Some critics seem really hung-up on Superman prioritizing 7.2 billion people over one side of a car park. It seems ridiculous to have to get that granular and justify a single, instinctual heat-of-the-moment choice by a first-time combatant (just hours earlier a life-long pacifist) against a veteran soldier… but this keeps coming up! read more
I enjoy How It Should Have Ended. Based on the prominence of Superman (and Batman) at the Super Café, I think their affection for Superman is obvious and I generally take their offerings in the spirit in which I think they were intended: superficial lighthearted jabs at plotting meant to raise an eyebrow and chuckle. HISHE isn’t a serious indictment of or malicious bitterness towards the films (they do take a few more pot-shots at Man of Steel in later clips, but nothing too vitriolic).

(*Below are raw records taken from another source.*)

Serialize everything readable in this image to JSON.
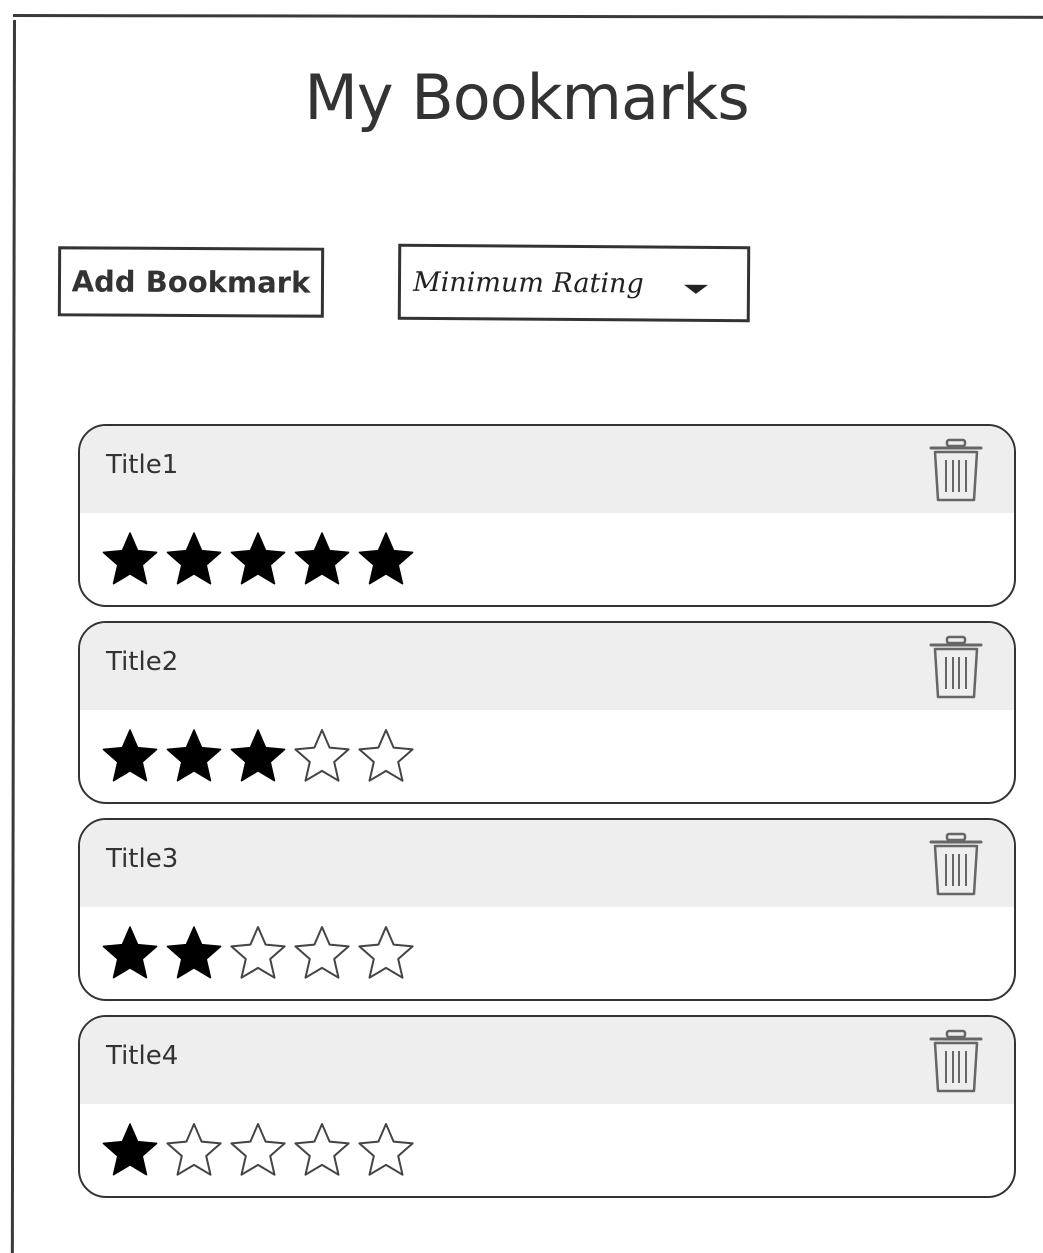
{
  "page": {
    "title": "My Bookmarks"
  },
  "toolbar": {
    "add_label": "Add Bookmark",
    "rating_filter_label": "Minimum Rating"
  },
  "bookmarks": [
    {
      "title": "Title1",
      "rating": 5
    },
    {
      "title": "Title2",
      "rating": 3
    },
    {
      "title": "Title3",
      "rating": 2
    },
    {
      "title": "Title4",
      "rating": 1
    }
  ],
  "rating_max": 5,
  "icons": {
    "delete": "trash-icon",
    "star_filled": "star-filled-icon",
    "star_empty": "star-empty-icon",
    "dropdown": "chevron-down-icon"
  },
  "colors": {
    "ink": "#333333",
    "header_bg": "#eeeeee",
    "star_fill": "#000000",
    "trash": "#666666"
  }
}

I think they tend to humorously raise the questions the general audience might, under the short window of their production schedule (this video was originally published a little over a month after the premiere), but often those questions can be answered by those more invested in the work than general audiences. For example, the issue of the eagles with The Lord of The Rings: The Return of The King.

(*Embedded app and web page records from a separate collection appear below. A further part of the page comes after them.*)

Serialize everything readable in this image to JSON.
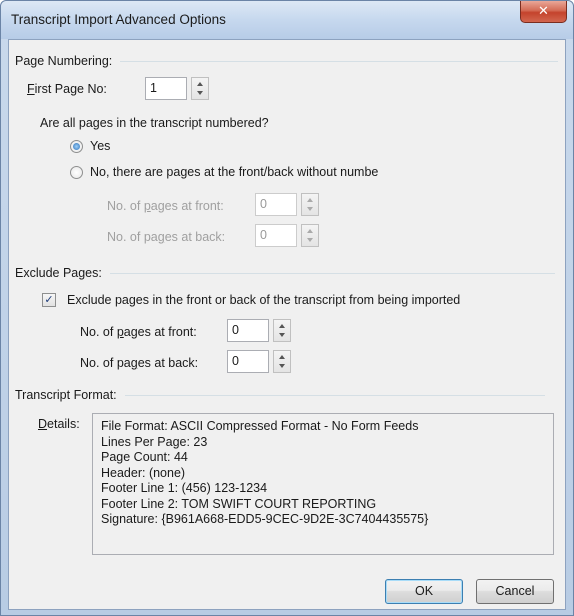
{
  "window": {
    "title": "Transcript Import Advanced Options",
    "close_label": "✕"
  },
  "page_numbering": {
    "heading": "Page Numbering:",
    "first_page_label_u": "F",
    "first_page_label_rest": "irst Page No:",
    "first_page_value": "1",
    "question": "Are all pages in the transcript numbered?",
    "yes_label": "Yes",
    "no_label": "No, there are pages at the front/back without numbe",
    "selected": "yes",
    "front_label_a": "No. of ",
    "front_label_u": "p",
    "front_label_b": "ages at front:",
    "front_value": "0",
    "back_label_a": "No. of pa",
    "back_label_u": "g",
    "back_label_b": "es at back:",
    "back_value": "0"
  },
  "exclude_pages": {
    "heading": "Exclude Pages:",
    "checkbox_label": "Exclude pages in the front or back of the transcript from being imported",
    "checked": true,
    "front_label_a": "No. of ",
    "front_label_u": "p",
    "front_label_b": "ages at front:",
    "front_value": "0",
    "back_label_a": "No. of pa",
    "back_label_u": "g",
    "back_label_b": "es at back:",
    "back_value": "0"
  },
  "transcript_format": {
    "heading": "Transcript Format:",
    "details_label_u": "D",
    "details_label_rest": "etails:",
    "details_lines": [
      "File Format:  ASCII Compressed Format - No Form Feeds",
      "Lines Per Page:  23",
      "Page Count:  44",
      "Header:  (none)",
      "Footer Line 1:  (456) 123-1234",
      "Footer Line 2:  TOM SWIFT COURT REPORTING",
      "Signature:  {B961A668-EDD5-9CEC-9D2E-3C7404435575}"
    ]
  },
  "buttons": {
    "ok": "OK",
    "cancel": "Cancel"
  },
  "colors": {
    "title_bar": "#c6d8ee",
    "close_button": "#c4432c",
    "dialog_bg": "#f0f0f0",
    "radio_dot": "#2a6fb8"
  }
}
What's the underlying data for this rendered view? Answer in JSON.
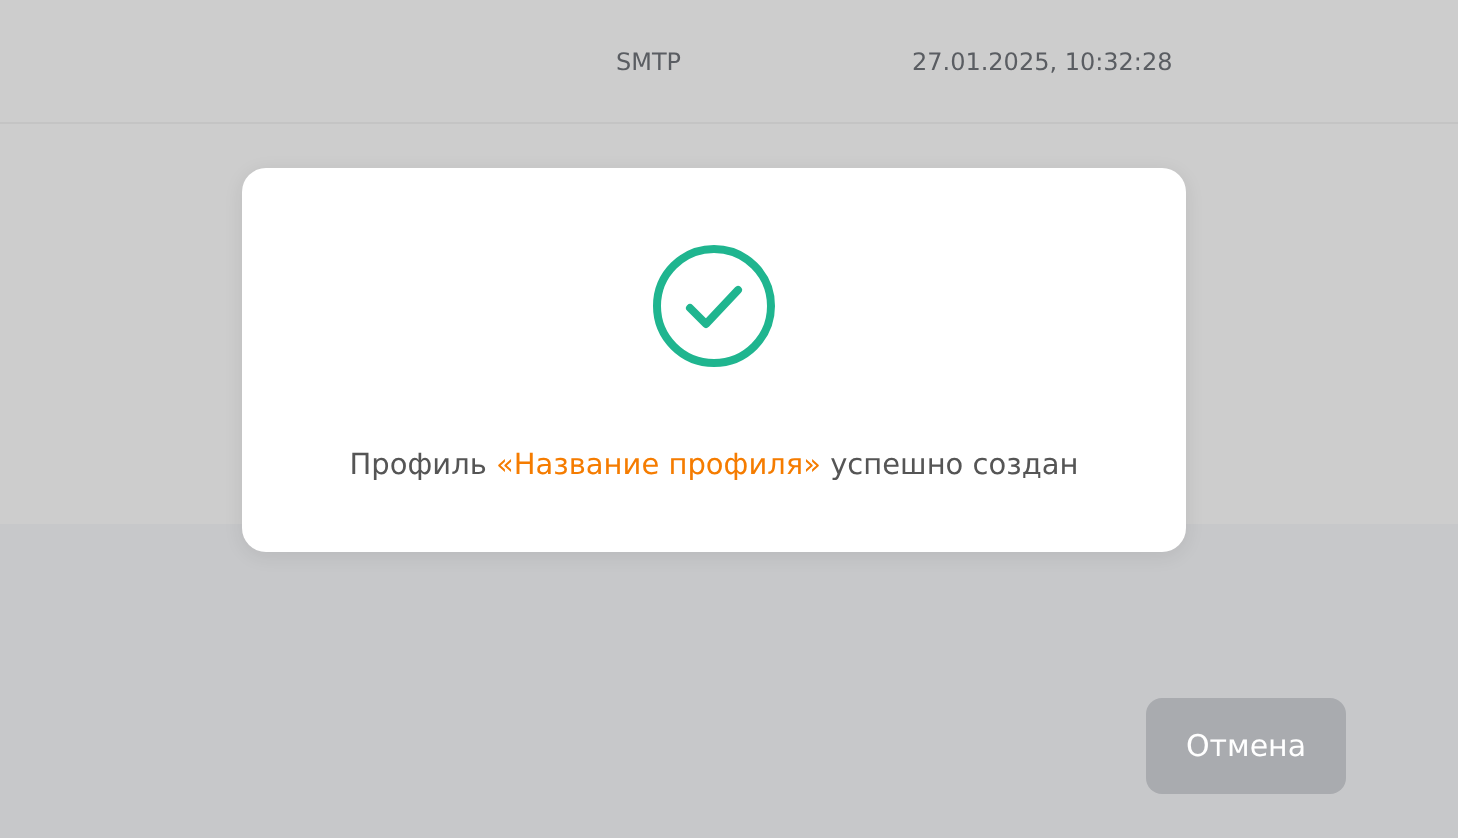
{
  "table": {
    "rows": [
      {
        "protocol": "SMTP",
        "date": "27.01.2025, 10:32:28"
      }
    ]
  },
  "buttons": [
    {
      "label": "Отмена",
      "disabled": true
    }
  ],
  "dialog": {
    "kind": "success",
    "message": "Профиль **«Название профиля»** успешно создан"
  }
}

They’re under time pressure to try to find a more seemingly rational course of action (and ending) while hoping that it’s received as funny. Their aim isn’t to test any film’s staunchest apologists. By the same token, the following isn’t meant to impinge on their intelligence, attack their efforts, or criticize their creation (never meant to do much more than make you chuckle) however it does address the questions raised by How It Should Have Ended.
The video basically raises these questions:
Why didn’t Jor-El copy Lara’s consciousness too?
Why didn’t Clark consult with Jor-El in response to Zod’s ultimatum?
Why did Zod give Earth 24 hours to respond?
Why didn’t Superman blitz the Black Zero with his vessel?
Why didn’t Superman just do what everyone was expecting?
The biggest flaw in raising these questions is assuming too much about what characters know or don’t know. If we don’t make the same assumptions, let’s see how things could have ended!
Using fighting-game metrics we illustrate the gap in skill and experience between General Zod, Krypton’s military leader, and Superman, who threw a punch for the first time in his life earlier that same day. Detractors place completely unrealistic expectations on a total rookie fighting for his life.
Some have unfairly and harshly judged Superman by unrealistically expecting rescue efforts, attempts at diplomacy, complex strategies, and ploys to bait or lure Zod. The metrics show Superman is barely able to keep up with Zod, much less impossibly think and act well-beyond his body of experience or situation. read more